So this is one useful visualisation of how my life will change over the next 3 months. Of course there are lots more interesting things I’d like to understand. For example, where and what kind of events help me meet new people? What behaviours, like alcohol consumption, lead to a change in the number of new people met and relationships developed? How do initial contacts pan out over time? Do some sources of meeting people lead to more friendships than others? On the micro level, I’d like to understand how well the personalities of myself and others lead to rapport when meeting for the first time.

Here’s a full list of the data I’ll be capturing.

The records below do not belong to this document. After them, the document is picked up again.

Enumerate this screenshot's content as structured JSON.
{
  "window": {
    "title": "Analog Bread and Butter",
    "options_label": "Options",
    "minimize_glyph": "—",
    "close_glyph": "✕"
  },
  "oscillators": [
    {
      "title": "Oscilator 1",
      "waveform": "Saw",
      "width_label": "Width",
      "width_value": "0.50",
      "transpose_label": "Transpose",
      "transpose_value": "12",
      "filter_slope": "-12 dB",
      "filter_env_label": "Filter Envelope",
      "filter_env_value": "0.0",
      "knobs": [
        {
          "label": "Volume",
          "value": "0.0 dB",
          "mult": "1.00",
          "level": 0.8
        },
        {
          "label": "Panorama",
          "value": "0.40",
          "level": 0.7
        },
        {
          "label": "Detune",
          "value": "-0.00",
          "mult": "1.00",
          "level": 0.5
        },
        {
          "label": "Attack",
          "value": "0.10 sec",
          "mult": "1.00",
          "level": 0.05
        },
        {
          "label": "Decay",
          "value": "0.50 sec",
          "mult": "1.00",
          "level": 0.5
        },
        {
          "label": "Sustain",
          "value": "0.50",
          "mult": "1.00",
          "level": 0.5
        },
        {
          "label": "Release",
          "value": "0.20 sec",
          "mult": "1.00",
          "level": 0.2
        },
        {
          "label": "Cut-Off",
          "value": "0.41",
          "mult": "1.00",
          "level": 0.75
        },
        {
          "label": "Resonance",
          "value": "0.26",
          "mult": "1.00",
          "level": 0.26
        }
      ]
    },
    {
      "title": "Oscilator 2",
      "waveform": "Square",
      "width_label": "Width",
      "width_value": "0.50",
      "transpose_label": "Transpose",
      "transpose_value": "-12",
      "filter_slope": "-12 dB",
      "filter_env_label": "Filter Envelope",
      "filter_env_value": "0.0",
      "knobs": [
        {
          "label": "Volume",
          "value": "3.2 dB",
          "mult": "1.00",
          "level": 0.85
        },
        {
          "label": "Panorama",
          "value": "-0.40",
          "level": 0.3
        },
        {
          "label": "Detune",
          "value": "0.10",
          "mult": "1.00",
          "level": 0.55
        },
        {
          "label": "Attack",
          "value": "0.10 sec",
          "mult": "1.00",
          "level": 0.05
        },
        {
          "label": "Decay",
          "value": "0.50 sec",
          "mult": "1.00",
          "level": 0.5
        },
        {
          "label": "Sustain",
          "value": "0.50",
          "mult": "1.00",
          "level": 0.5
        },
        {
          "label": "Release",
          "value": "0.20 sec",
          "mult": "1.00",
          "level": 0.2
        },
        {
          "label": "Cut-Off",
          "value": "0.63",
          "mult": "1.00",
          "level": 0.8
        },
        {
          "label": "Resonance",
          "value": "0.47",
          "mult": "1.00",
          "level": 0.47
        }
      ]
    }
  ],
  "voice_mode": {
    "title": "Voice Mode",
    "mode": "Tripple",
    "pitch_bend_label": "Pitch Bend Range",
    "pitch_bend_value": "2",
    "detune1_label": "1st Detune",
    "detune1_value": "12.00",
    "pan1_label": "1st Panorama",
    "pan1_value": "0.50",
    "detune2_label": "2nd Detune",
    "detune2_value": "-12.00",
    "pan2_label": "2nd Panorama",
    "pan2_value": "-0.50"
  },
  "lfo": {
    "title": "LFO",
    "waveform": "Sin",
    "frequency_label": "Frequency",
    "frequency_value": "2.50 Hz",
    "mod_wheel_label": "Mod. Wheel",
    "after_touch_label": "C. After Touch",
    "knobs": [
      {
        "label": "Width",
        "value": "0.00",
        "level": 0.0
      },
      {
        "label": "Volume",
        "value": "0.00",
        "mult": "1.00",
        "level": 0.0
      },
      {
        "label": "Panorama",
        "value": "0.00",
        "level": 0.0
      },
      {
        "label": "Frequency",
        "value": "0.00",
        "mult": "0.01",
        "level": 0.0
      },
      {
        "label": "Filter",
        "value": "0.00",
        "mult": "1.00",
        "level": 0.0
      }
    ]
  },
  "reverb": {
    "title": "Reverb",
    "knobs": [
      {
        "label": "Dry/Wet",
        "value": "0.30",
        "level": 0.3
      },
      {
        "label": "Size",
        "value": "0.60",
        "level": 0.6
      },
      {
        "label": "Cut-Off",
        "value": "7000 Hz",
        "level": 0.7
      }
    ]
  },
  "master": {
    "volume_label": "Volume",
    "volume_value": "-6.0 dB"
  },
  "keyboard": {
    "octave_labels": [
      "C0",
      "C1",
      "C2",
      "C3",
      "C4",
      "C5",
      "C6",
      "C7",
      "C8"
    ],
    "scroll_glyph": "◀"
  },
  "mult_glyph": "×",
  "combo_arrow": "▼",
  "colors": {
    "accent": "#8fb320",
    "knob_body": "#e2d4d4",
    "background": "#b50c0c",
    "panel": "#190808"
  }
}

In about 3 months I’ll be using this data to make a whole bunch of visualisations and see what insight I can divine into what I can do to grow my network and make more friends, and increase the quality of my social life.

  • Social network (evaluated monthly)
    • Number of connections at rank 4 and 5
    • Number of new nodes added to network as a whole
    • Density of network (number of friends that have mutual friends with me)
  • Social activity (records kept in calendar)
    • Events attended (invited to/instigated) (location, start time, end time)
    • Records of people met (location, time, source, meeting #)
    • Analysis of call logs, text messages and emails (frequency, time, distribution)
    • Alcohol consumption (units per day)
    • Time spent in different locations (recorded by Moves)
  • Romantic activity (evaluated monthly)
    • Number of people asked on dates
    • Number of dates (separated by stage) + success metrics like reply rate
  • Social skills (recorded on rolling basis, evaluate at non specific intervals)
    • Qualitative analysis of my own and other’s social behaviour on first meeting - answering the question “what makes for a good conversation between new people?”
    • Qualitative analysis of actions and events in new relationships as they develop - answering the question “how and why does a first meeting evolve into a friendship?”
    • ? - perhaps survey data collected from old and new friends on social abilities